Together with Virgin Unite, the not-for-profit entrepreneurial foundation of the Virgin Group, Ms. Imbruglia has mobilized more than $1 million for a fistula prevention and treatment project in northern Nigeria, led by UNFPA, the United Nations Population Fund. The project, which was launched in August 2007, focuses on two communities in Kano and Katsina States and will expand to additional sites next year.
In just five months, the project has produced tangible results. Newly trained community educators have identified more than 180 fistula patients and connected more than 300 pregnant women with local health centres. Dozens of women have benefited from free fistula surgery and post-operative care. And more than 700 men have been educated about the condition—including 70 religious leaders, whose support is critical to ending fistula.
|"As we entered the centre, they broke out into a joyful song about the improvements we’ve made, such as new mattresses and sheets."
During her three-day visit in early December, Ms. Imbruglia met community and religious leaders, health providers, and high-level government officials, including the Governor of Katsina State, who affirmed his support for efforts to eliminate fistula and improve maternal health.
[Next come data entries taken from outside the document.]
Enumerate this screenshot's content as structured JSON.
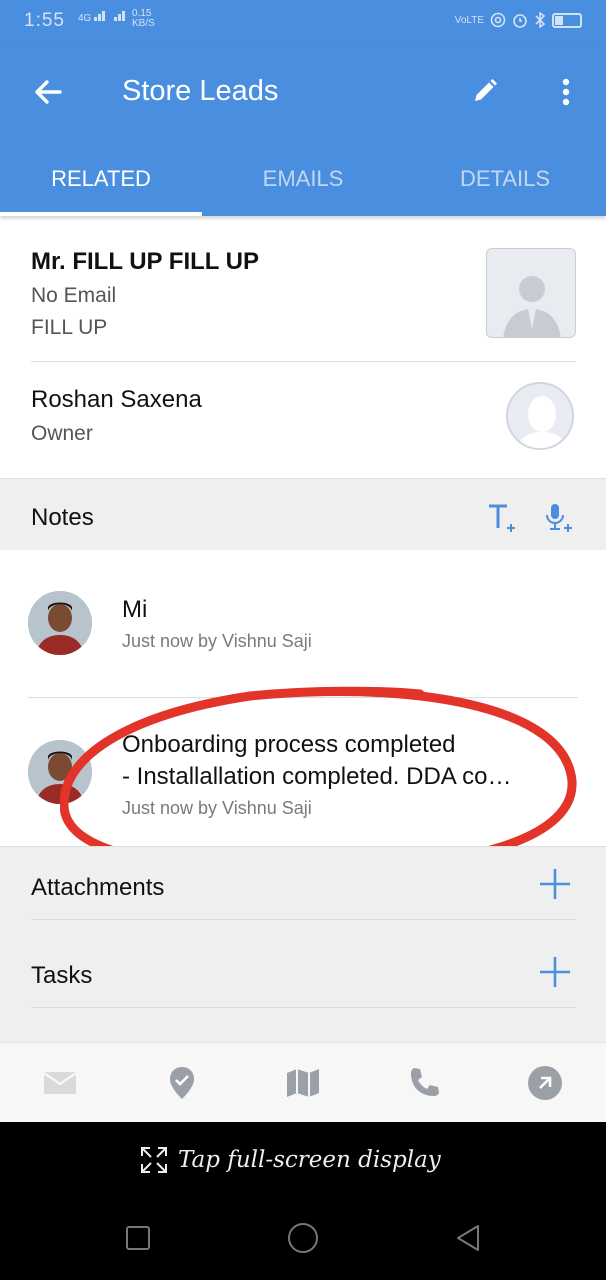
{
  "status_bar": {
    "time": "1:55",
    "network": "4G",
    "speed_value": "0.15",
    "speed_unit": "KB/S",
    "volte": "VoLTE"
  },
  "app_bar": {
    "title": "Store Leads",
    "back_icon": "arrow-left-icon",
    "edit_icon": "pencil-icon",
    "more_icon": "more-vert-icon"
  },
  "tabs": [
    {
      "label": "RELATED",
      "active": true
    },
    {
      "label": "EMAILS",
      "active": false
    },
    {
      "label": "DETAILS",
      "active": false
    }
  ],
  "contact": {
    "name": "Mr. FILL UP FILL UP",
    "email": "No Email",
    "company": "FILL UP"
  },
  "owner": {
    "name": "Roshan Saxena",
    "role": "Owner"
  },
  "notes": {
    "label": "Notes",
    "items": [
      {
        "title": "Mi",
        "meta": "Just now by Vishnu Saji"
      },
      {
        "title": "Onboarding process completed",
        "title_line2": "- Installallation completed. DDA co…",
        "meta": "Just now by Vishnu Saji"
      }
    ]
  },
  "attachments": {
    "label": "Attachments"
  },
  "tasks": {
    "label": "Tasks"
  },
  "bottom_nav": [
    "mail-icon",
    "checkin-icon",
    "map-icon",
    "phone-icon",
    "open-external-icon"
  ],
  "fullscreen_prompt": "Tap full-screen display",
  "colors": {
    "primary": "#4a8ee0",
    "accent_icon": "#4a8ee0",
    "annotation": "#e3342a"
  }
}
She also heard from patients awaiting surgery and from those who had already received treatment.
“I interviewed the most wonderful woman who had developed fistula during her eleventh pregnancy,” said Ms. Imbruglia, following a visit to the Kankara community in Katsina State. “After successful surgery and a stay at the nearby rehabilitation centre, she has been involved in our outreach programme, teaching others that fistula is preventable and treatable.”
While in Kano, Ms. Imbruglia returned to Kwalli Rehabilitation Centre, where she received a warm welcome from resident patients. “As we entered the centre, they broke out into a joyful song about the improvements we’ve made, such as new mattresses and sheets,” she said. The Kwalli facility provides skills training to recovering fistula patients to help them become economically independent.
Ms. Imbruglia’s visit drew local and international media attention, including coverage on Nigerian Television Authority, BBC Africa, Reuters and Sky News. “This issue is finally out in the open, which is definitely the first step in the prevention, cure and, hopefully, final elimination of fistula in Nigeria and the rest of the world,” said Belgian TV personality and UNFPA Goodwill Ambassador Goedele Liekens, who also joined the trip.
By all accounts, the project in Nigeria is off to a good start. “The overwhelming feeling for all of us has been the warmth, hope and love we found around these families and their communities,” said Ms. Imbruglia, following her visit to the Nassarawa community in Kano State. “They don’t have many possessions, but they are rich in ways we could only imagine. It’s very inspiring.”
The initiative in Nigeria is part of the global Campaign to End Fistula, an international effort to prevent and treat obstetric fistula in more than 40 countries. The goal of the Campaign is make fistula as rare in developing countries as it is in the industrialized world.
— Saira Stewart